Even though the biggest secret to turning the tables on the Establishment is so simple, I bet most people have never… not once… even considered it.
Such is the power the current (but dying) system of control has on the mind.
I’ll share the “biggest secret” with you in just one moment.
If you take it to heart, I guarantee it’ll change your perspective on everything — from the mundane to the extraordinary — that happens in your life from now on.
First, though, I’d like to tell you a quick story.
This one takes place during the Cold War when a group of Russian journalists took a tour of the United States.
On the last day of the tour, the American host asked what they thought of the United States.
“I have to tell you,” a Russian spokesman said, “that we were astonished to find after reading all the newspapers and watching TV day after day that all the opinions on all the vital issues are the same. To get that result in our country we send journalists to the gulag. We even tear out their fingernails. Here you don’t have to do any of that. What is the secret?”
If this story is true, it’s unlikely the American, even if he knew, revealed the secret sauce. But here’s a clue: Years later, in 1975, the long-winded “United States Senate Select Committee to Study Governmental Operations with Respect to Intelligence Activities”… (catching breath)… discovered that the CIA regularly submitted stories to popular journalists all over America.
“You could get a journalist,” a CIA operative toldWashington Post editor Philip Graham, “cheaper than a good call girl, for a couple hundred dollars a month.”

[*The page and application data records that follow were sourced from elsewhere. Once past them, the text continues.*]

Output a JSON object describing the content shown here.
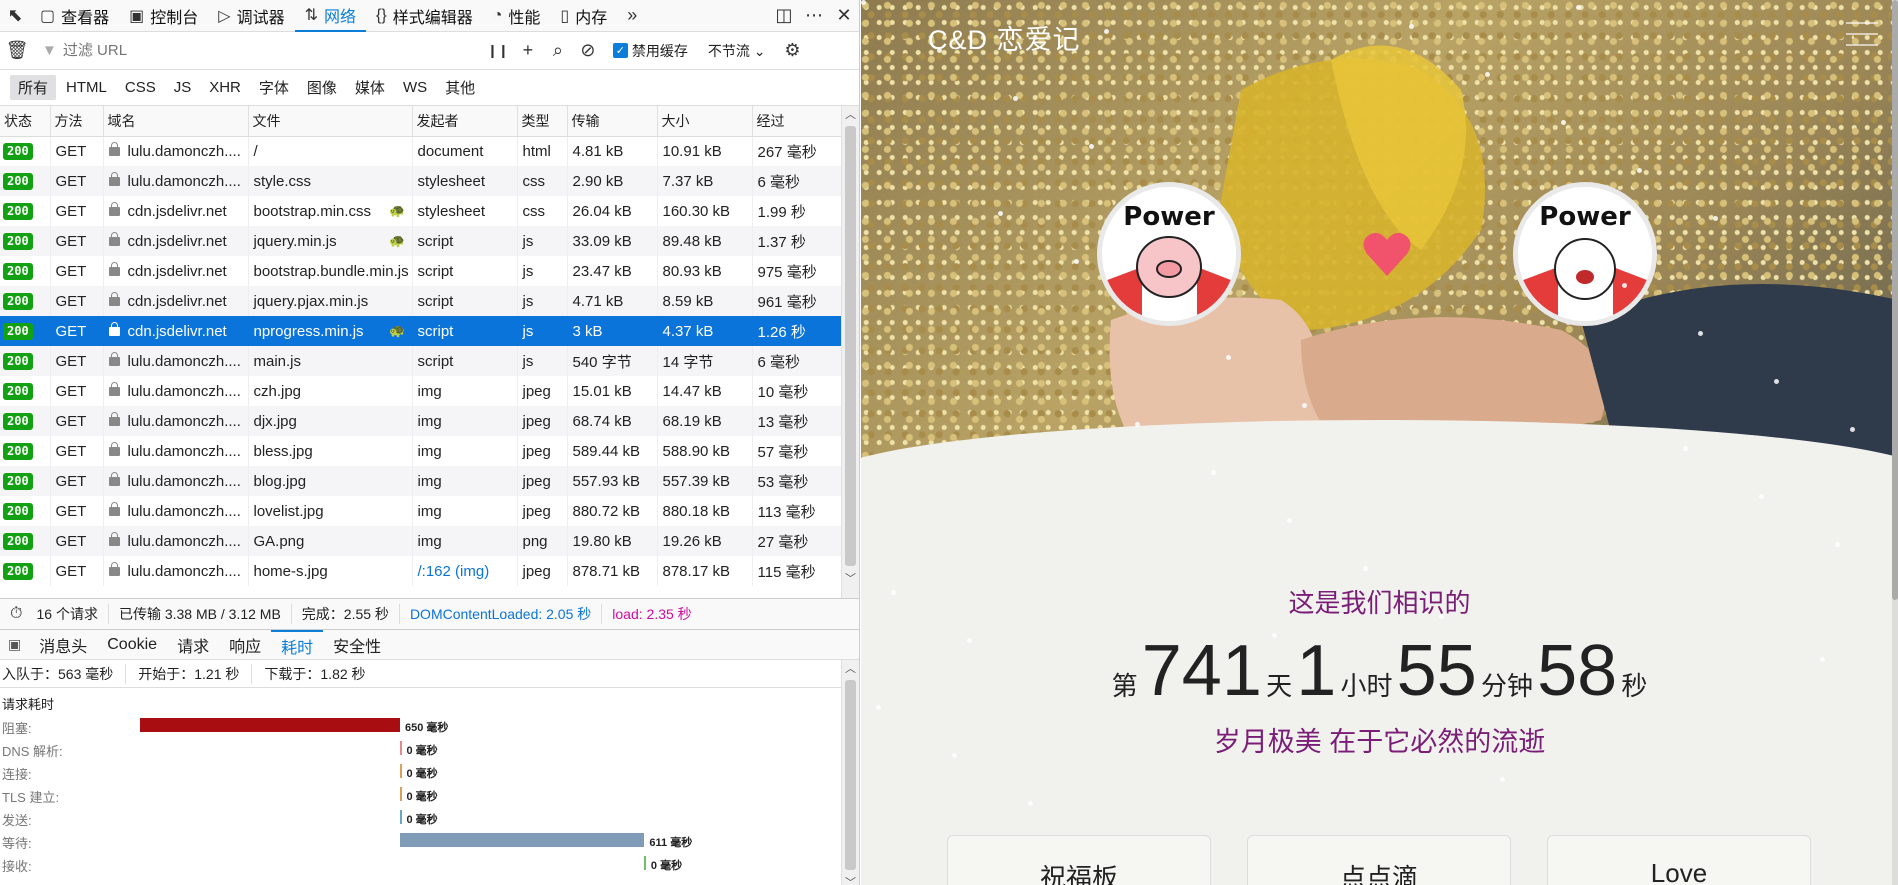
{
  "devtools": {
    "toolbar": {
      "tabs": [
        {
          "icon": "inspector-icon",
          "glyph": "▢",
          "label": "查看器"
        },
        {
          "icon": "console-icon",
          "glyph": "▣",
          "label": "控制台"
        },
        {
          "icon": "debugger-icon",
          "glyph": "▷",
          "label": "调试器"
        },
        {
          "icon": "network-icon",
          "glyph": "⇅",
          "label": "网络",
          "active": true
        },
        {
          "icon": "style-editor-icon",
          "glyph": "{}",
          "label": "样式编辑器"
        },
        {
          "icon": "performance-icon",
          "glyph": "◔",
          "label": "性能"
        },
        {
          "icon": "memory-icon",
          "glyph": "▯",
          "label": "内存"
        }
      ]
    },
    "filter": {
      "placeholder": "过滤 URL",
      "disable_cache": "禁用缓存",
      "throttle": "不节流 ⌄"
    },
    "type_filters": [
      "所有",
      "HTML",
      "CSS",
      "JS",
      "XHR",
      "字体",
      "图像",
      "媒体",
      "WS",
      "其他"
    ],
    "columns": [
      "状态",
      "方法",
      "域名",
      "文件",
      "发起者",
      "类型",
      "传输",
      "大小",
      "经过"
    ],
    "requests": [
      {
        "status": "200",
        "method": "GET",
        "domain": "lulu.damonczh....",
        "file": "/",
        "initiator": "document",
        "type": "html",
        "transferred": "4.81 kB",
        "size": "10.91 kB",
        "time": "267 毫秒"
      },
      {
        "status": "200",
        "method": "GET",
        "domain": "lulu.damonczh....",
        "file": "style.css",
        "initiator": "stylesheet",
        "type": "css",
        "transferred": "2.90 kB",
        "size": "7.37 kB",
        "time": "6 毫秒"
      },
      {
        "status": "200",
        "method": "GET",
        "domain": "cdn.jsdelivr.net",
        "file": "bootstrap.min.css",
        "initiator": "stylesheet",
        "type": "css",
        "transferred": "26.04 kB",
        "size": "160.30 kB",
        "time": "1.99 秒",
        "turtle": true
      },
      {
        "status": "200",
        "method": "GET",
        "domain": "cdn.jsdelivr.net",
        "file": "jquery.min.js",
        "initiator": "script",
        "type": "js",
        "transferred": "33.09 kB",
        "size": "89.48 kB",
        "time": "1.37 秒",
        "turtle": true
      },
      {
        "status": "200",
        "method": "GET",
        "domain": "cdn.jsdelivr.net",
        "file": "bootstrap.bundle.min.js",
        "initiator": "script",
        "type": "js",
        "transferred": "23.47 kB",
        "size": "80.93 kB",
        "time": "975 毫秒"
      },
      {
        "status": "200",
        "method": "GET",
        "domain": "cdn.jsdelivr.net",
        "file": "jquery.pjax.min.js",
        "initiator": "script",
        "type": "js",
        "transferred": "4.71 kB",
        "size": "8.59 kB",
        "time": "961 毫秒"
      },
      {
        "status": "200",
        "method": "GET",
        "domain": "cdn.jsdelivr.net",
        "file": "nprogress.min.js",
        "initiator": "script",
        "type": "js",
        "transferred": "3 kB",
        "size": "4.37 kB",
        "time": "1.26 秒",
        "turtle": true,
        "selected": true
      },
      {
        "status": "200",
        "method": "GET",
        "domain": "lulu.damonczh....",
        "file": "main.js",
        "initiator": "script",
        "type": "js",
        "transferred": "540 字节",
        "size": "14 字节",
        "time": "6 毫秒"
      },
      {
        "status": "200",
        "method": "GET",
        "domain": "lulu.damonczh....",
        "file": "czh.jpg",
        "initiator": "img",
        "type": "jpeg",
        "transferred": "15.01 kB",
        "size": "14.47 kB",
        "time": "10 毫秒"
      },
      {
        "status": "200",
        "method": "GET",
        "domain": "lulu.damonczh....",
        "file": "djx.jpg",
        "initiator": "img",
        "type": "jpeg",
        "transferred": "68.74 kB",
        "size": "68.19 kB",
        "time": "13 毫秒"
      },
      {
        "status": "200",
        "method": "GET",
        "domain": "lulu.damonczh....",
        "file": "bless.jpg",
        "initiator": "img",
        "type": "jpeg",
        "transferred": "589.44 kB",
        "size": "588.90 kB",
        "time": "57 毫秒"
      },
      {
        "status": "200",
        "method": "GET",
        "domain": "lulu.damonczh....",
        "file": "blog.jpg",
        "initiator": "img",
        "type": "jpeg",
        "transferred": "557.93 kB",
        "size": "557.39 kB",
        "time": "53 毫秒"
      },
      {
        "status": "200",
        "method": "GET",
        "domain": "lulu.damonczh....",
        "file": "lovelist.jpg",
        "initiator": "img",
        "type": "jpeg",
        "transferred": "880.72 kB",
        "size": "880.18 kB",
        "time": "113 毫秒"
      },
      {
        "status": "200",
        "method": "GET",
        "domain": "lulu.damonczh....",
        "file": "GA.png",
        "initiator": "img",
        "type": "png",
        "transferred": "19.80 kB",
        "size": "19.26 kB",
        "time": "27 毫秒"
      },
      {
        "status": "200",
        "method": "GET",
        "domain": "lulu.damonczh....",
        "file": "home-s.jpg",
        "initiator": "/:162 (img)",
        "type": "jpeg",
        "transferred": "878.71 kB",
        "size": "878.17 kB",
        "time": "115 毫秒"
      }
    ],
    "summary": {
      "requests": "16 个请求",
      "transferred": "已传输 3.38 MB / 3.12 MB",
      "finish": "完成：2.55 秒",
      "dcl": "DOMContentLoaded: 2.05 秒",
      "load": "load: 2.35 秒"
    },
    "detail_tabs": [
      "消息头",
      "Cookie",
      "请求",
      "响应",
      "耗时",
      "安全性"
    ],
    "timing": {
      "queued": "入队于：563 毫秒",
      "started": "开始于：1.21 秒",
      "downloaded": "下载于：1.82 秒",
      "section": "请求耗时",
      "phases": [
        {
          "label": "阻塞:",
          "value": "650 毫秒",
          "color": "#a80d12"
        },
        {
          "label": "DNS 解析:",
          "value": "0 毫秒",
          "color": "#e38a8a"
        },
        {
          "label": "连接:",
          "value": "0 毫秒",
          "color": "#d8a058"
        },
        {
          "label": "TLS 建立:",
          "value": "0 毫秒",
          "color": "#d8a058"
        },
        {
          "label": "发送:",
          "value": "0 毫秒",
          "color": "#6aa7c7"
        },
        {
          "label": "等待:",
          "value": "611 毫秒",
          "color": "#7f9bb8"
        },
        {
          "label": "接收:",
          "value": "0 毫秒",
          "color": "#6fc06f"
        }
      ]
    }
  },
  "page": {
    "logo": "C&D 恋爱记",
    "intro": "这是我们相识的",
    "counter": {
      "p1": "第",
      "days": "741",
      "p2": "天",
      "hours": "1",
      "p3": "小时",
      "minutes": "55",
      "p4": "分钟",
      "seconds": "58",
      "p5": "秒"
    },
    "tagline": "岁月极美 在于它必然的流逝",
    "cards": [
      "祝福板",
      "点点滴",
      "Love"
    ],
    "avatar_text": "Power"
  }
}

This isn’t some wacked-out conspiracy theory. This is fact. Although it was probably going on prior, on paper it began in the 1950s under the designation “Operation Mockingbird.”

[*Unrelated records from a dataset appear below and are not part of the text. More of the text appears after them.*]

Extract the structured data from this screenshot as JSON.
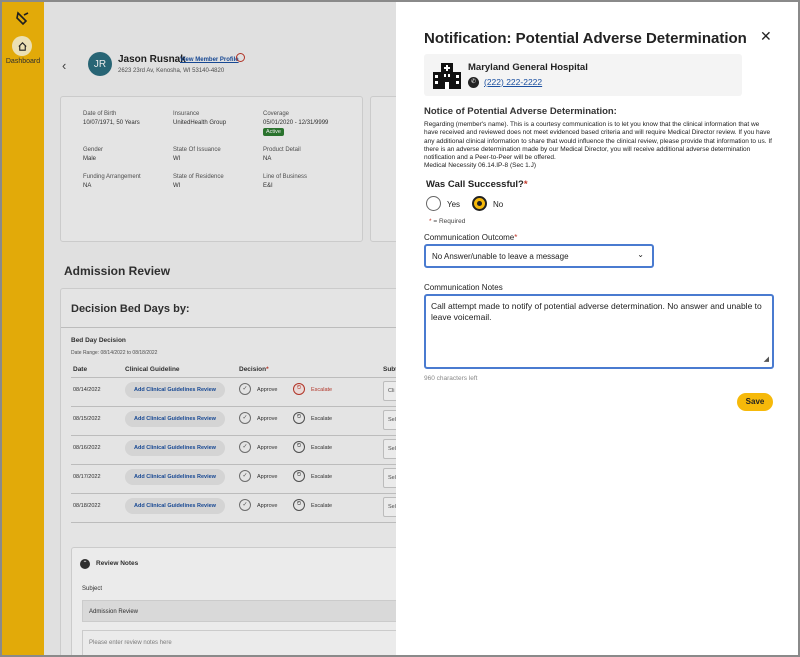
{
  "rail": {
    "dashboard_label": "Dashboard"
  },
  "member": {
    "initials": "JR",
    "name": "Jason Rusnak",
    "view_profile": "View Member Profile",
    "address": "2623 23rd Av, Kenosha, WI 53140-4820"
  },
  "info": {
    "dob_label": "Date of Birth",
    "dob": "10/07/1971, 50 Years",
    "insurance_label": "Insurance",
    "insurance": "UnitedHealth Group",
    "coverage_label": "Coverage",
    "coverage": "05/01/2020 - 12/31/9999",
    "coverage_status": "Active",
    "gender_label": "Gender",
    "gender": "Male",
    "state_issuance_label": "State Of Issuance",
    "state_issuance": "WI",
    "product_label": "Product Detail",
    "product": "NA",
    "funding_label": "Funding Arrangement",
    "funding": "NA",
    "state_residence_label": "State of Residence",
    "state_residence": "WI",
    "lob_label": "Line of Business",
    "lob": "E&I"
  },
  "admission": {
    "title": "Admission Review",
    "decision_title": "Decision Bed Days by:",
    "bed_day": "Bed Day Decision",
    "date_range": "Date Range: 08/14/2022 to 08/18/2022",
    "headers": {
      "date": "Date",
      "guideline": "Clinical Guideline",
      "decision": "Decision",
      "sub": "Subt"
    },
    "rows": [
      {
        "date": "08/14/2022",
        "guideline": "Add Clinical Guidelines Review",
        "approve": "Approve",
        "escalate": "Escalate",
        "sub": "Cli"
      },
      {
        "date": "08/15/2022",
        "guideline": "Add Clinical Guidelines Review",
        "approve": "Approve",
        "escalate": "Escalate",
        "sub": "Sele"
      },
      {
        "date": "08/16/2022",
        "guideline": "Add Clinical Guidelines Review",
        "approve": "Approve",
        "escalate": "Escalate",
        "sub": "Sele"
      },
      {
        "date": "08/17/2022",
        "guideline": "Add Clinical Guidelines Review",
        "approve": "Approve",
        "escalate": "Escalate",
        "sub": "Sele"
      },
      {
        "date": "08/18/2022",
        "guideline": "Add Clinical Guidelines Review",
        "approve": "Approve",
        "escalate": "Escalate",
        "sub": "Sele"
      }
    ],
    "review_notes": "Review Notes",
    "subject_label": "Subject",
    "subject_value": "Admission Review",
    "notes_placeholder": "Please enter review notes here"
  },
  "modal": {
    "title": "Notification: Potential Adverse Determination",
    "hospital_name": "Maryland General Hospital",
    "phone": "(222) 222-2222",
    "notice_title": "Notice of Potential Adverse Determination:",
    "notice_body": "Regarding (member's name).  This is a courtesy communication is to let you know that the clinical information that we have received and reviewed does not meet evidenced based criteria and will require Medical Director review. If you have any additional clinical information to share that would influence the clinical review, please provide that information to us.  If there is an adverse determination made by our Medical Director, you will receive additional adverse determination notification and a Peer-to-Peer will be offered.",
    "notice_ref": "Medical Necessity 06.14.IP-8 (Sec 1.J)",
    "call_question": "Was Call Successful?",
    "yes": "Yes",
    "no": "No",
    "required_note": "= Required",
    "outcome_label": "Communication Outcome",
    "outcome_value": "No Answer/unable to leave a message",
    "notes_label": "Communication Notes",
    "notes_value": "Call attempt made to notify of potential adverse determination. No answer and unable to leave voicemail.",
    "chars_left": "960 characters left",
    "save": "Save"
  },
  "colors": {
    "accent": "#f6b90a",
    "link": "#1a4fa0",
    "focus": "#4a7bd0",
    "required": "#c0392b"
  }
}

“After 1953,” says Wikipedia, “the network was overseen by Allen W. Dulles, director of the CIA. By this time, Operation Mockingbird had a major influence over 25 newspapers and wire agencies. The usual methodology was placing reports developed from intelligence provided by the CIA to witting or unwitting reporters. Those reports would then be repeated or cited by the preceding reporters which in turn would then be cited throughout the media wire services.”
In a rare moment of truth, the New York Times adds this little nugget: “During the early years of the Cold War, [prominent writers and artists, from Arthur Schlesinger Jr. to Jackson Pollock] were supported, sometimes lavishly, always secretly, by the C.I.A. as part of its propaganda war against the Soviet Union. It was perhaps the most successful use of ‘soft power’ in American history.”
“That is the nub of the propaganda,” journalist John Pilger said in a speech in Chicago, “the brainwashing if you like, that seeps into the lives of every American, and many of us who are not Americans. From right to left, secular to God-fearing, what so few people know is that in the last half century, United States administrations have overthrown 50 governments — many of them democracies. In the process, thirty countries have been attacked and bombed, with the loss of countless lives.”
For example, the celebrated W.H. Lawrence, a Times reporter, helped to cover up the effects of the atomic bomb in Hiroshima. In Aug. 1945, his headline, reading “No Radioactivity in Hiroshima Ruin,” had the deliberate intent of concealing the fact that, indeed, radioactivity had run rampant and the destruction was absolutely horrific.